“I’M A PEOPLE PERSON. I GOT TO BE SHOOTING PEOPLE. I GOT to BE OUT IN THE STREET WORKING WITH PEOPLE”
Transcending Estevan Oriol’s work is a thread of the human element. He even captured the humanity of Taliban prisoners in Afghanistan in 2013, “I took a couple shots and I thought you know, people are gonna be throwing piss or shit at me or spitting on me. But the guys walked up”, he recalls. “They’re smiling, posing and shit”.
Estevan’s approach to finding the next subject is to simply “go with the flow” and “wing it” and see what happens. Despite high demand for professional shoots, Estevan still finds countless photos by roaming the city and being among the people. Which is problematic with shut-down orders persisting across the country. “Me, I’m a people person. I gotta be shooting people. I got to be out in the street working with people. I like going places where there’s people.”

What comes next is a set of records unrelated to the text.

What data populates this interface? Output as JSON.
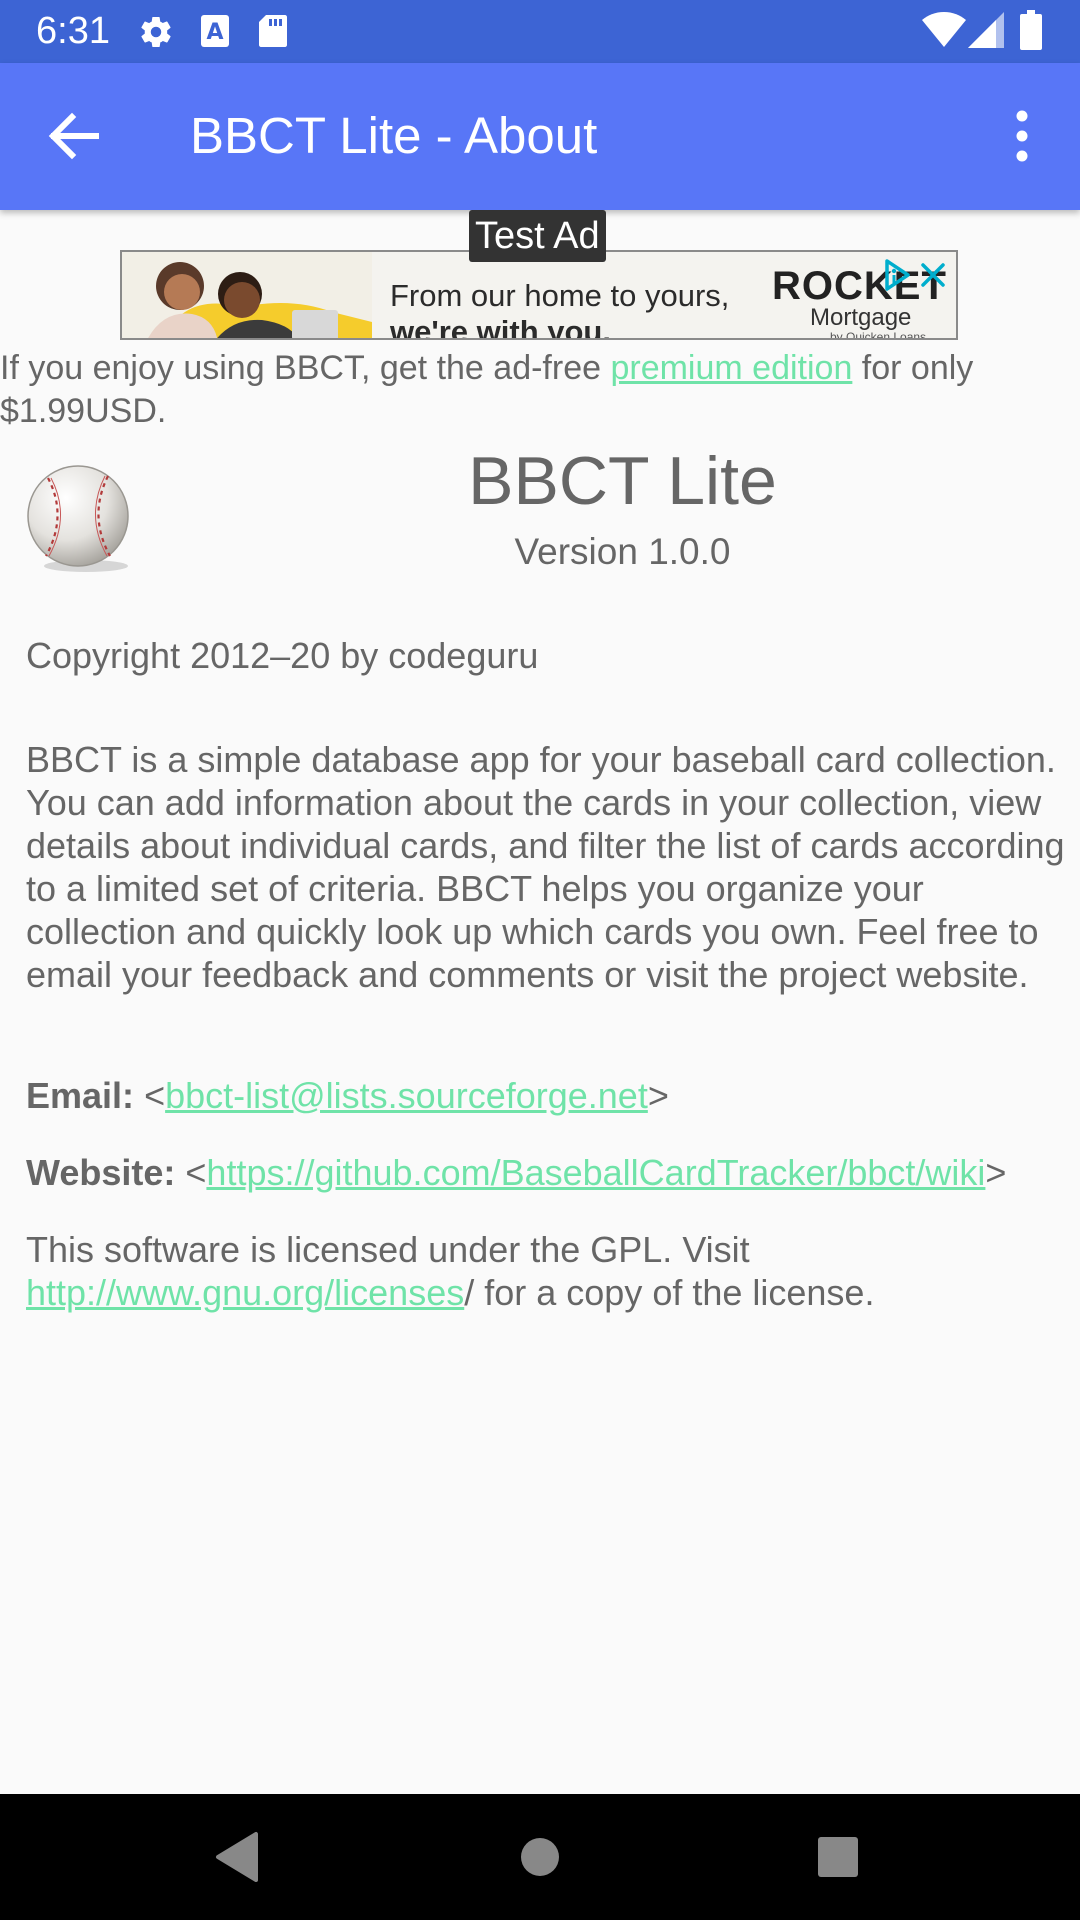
{
  "status_bar": {
    "time": "6:31",
    "icons": [
      "gear-icon",
      "text-a-icon",
      "sd-card-icon",
      "wifi-icon",
      "signal-icon",
      "battery-icon"
    ]
  },
  "app_bar": {
    "title": "BBCT Lite - About",
    "back_icon": "arrow-back-icon",
    "overflow_icon": "more-vert-icon"
  },
  "ad": {
    "label": "Test Ad",
    "headline": "From our home to yours,",
    "headline_2": "we're with you.",
    "brand": "ROCKET",
    "brand_sub": "Mortgage",
    "brand_sub_2": "by Quicken Loans"
  },
  "premium": {
    "text_before": "If you enjoy using BBCT, get the ad-free ",
    "link": "premium edition",
    "text_after": " for only $1.99USD."
  },
  "about": {
    "app_name": "BBCT Lite",
    "version": "Version 1.0.0",
    "copyright": "Copyright 2012–20 by codeguru",
    "description": "BBCT is a simple database app for your baseball card collection. You can add information about the cards in your collection, view details about individual cards, and filter the list of cards according to a limited set of criteria. BBCT helps you organize your collection and quickly look up which cards you own. Feel free to email your feedback and comments or visit the project website.",
    "email_label": "Email:",
    "email": "bbct-list@lists.sourceforge.net",
    "website_label": "Website:",
    "website": "https://github.com/BaseballCardTracker/bbct/wiki",
    "license_before": "This software is licensed under the GPL. Visit ",
    "license_link": "http://www.gnu.org/licenses",
    "license_after": "/ for a copy of the license.",
    "open_bracket": "<",
    "close_bracket": ">"
  },
  "colors": {
    "status_bar": "#3d64d4",
    "app_bar": "#5876f7",
    "link": "#6fe3a8",
    "text": "#666666",
    "background": "#fafafa"
  },
  "nav_bar": {
    "icons": [
      "back-triangle-icon",
      "home-circle-icon",
      "recents-square-icon"
    ]
  }
}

“I love the nature but after a week, get me the fuck out of there. I need to be back in the rat race, back in the society. When I go to New York and I’m walking down the street and there’s thousands of people just going crazy down the street and fucking buildings everywhere, you can’t see the fucking sky; like that shit gets me really fired up.”
Oriol’s people person attitude goes well beyond his photography career. He regularly supports organizations that care for the homeless, ill children and disabled veterans. These days his charitable support has been towards the SABOT Foundation and the local Children’s Hospital.
So what is next for the L.A. Original, Estevan Oriol?
Estevan has many plans once he is able to “get the fuck out of quarantine”.
Estevan Oriol: I want to do a couple more documentaries and then just slide right into doing some features. I’m not looking to do the next Batman movie or anything like that, but I would like to do some good, you know, movies that go along with the type of photography that I do. The kind of stories I tell in my photos. And of course I’ll keep pumping out some books. My next book is Lowriding, L.A. Woman 2, and Hip Hop. I got those books coming. Then I got a couple of documentaries coming. I’m just gonna go with that for now until somebody throws me a good budget so I can make a real movie.
The world may have changed in 2020, but Estevan Oriol’s work ethic remains consistent. As his many photograph subjects are “striving to be the best at what they are”, the man behind the camera continues to do the same.
More of Estevan Oriol’s work can be found at www.estevanoriol.com
Loud News Net is an independent news and entertainment organization. We did not receive compensation for this article. Word is bond. Article originally published on May 12, 2020.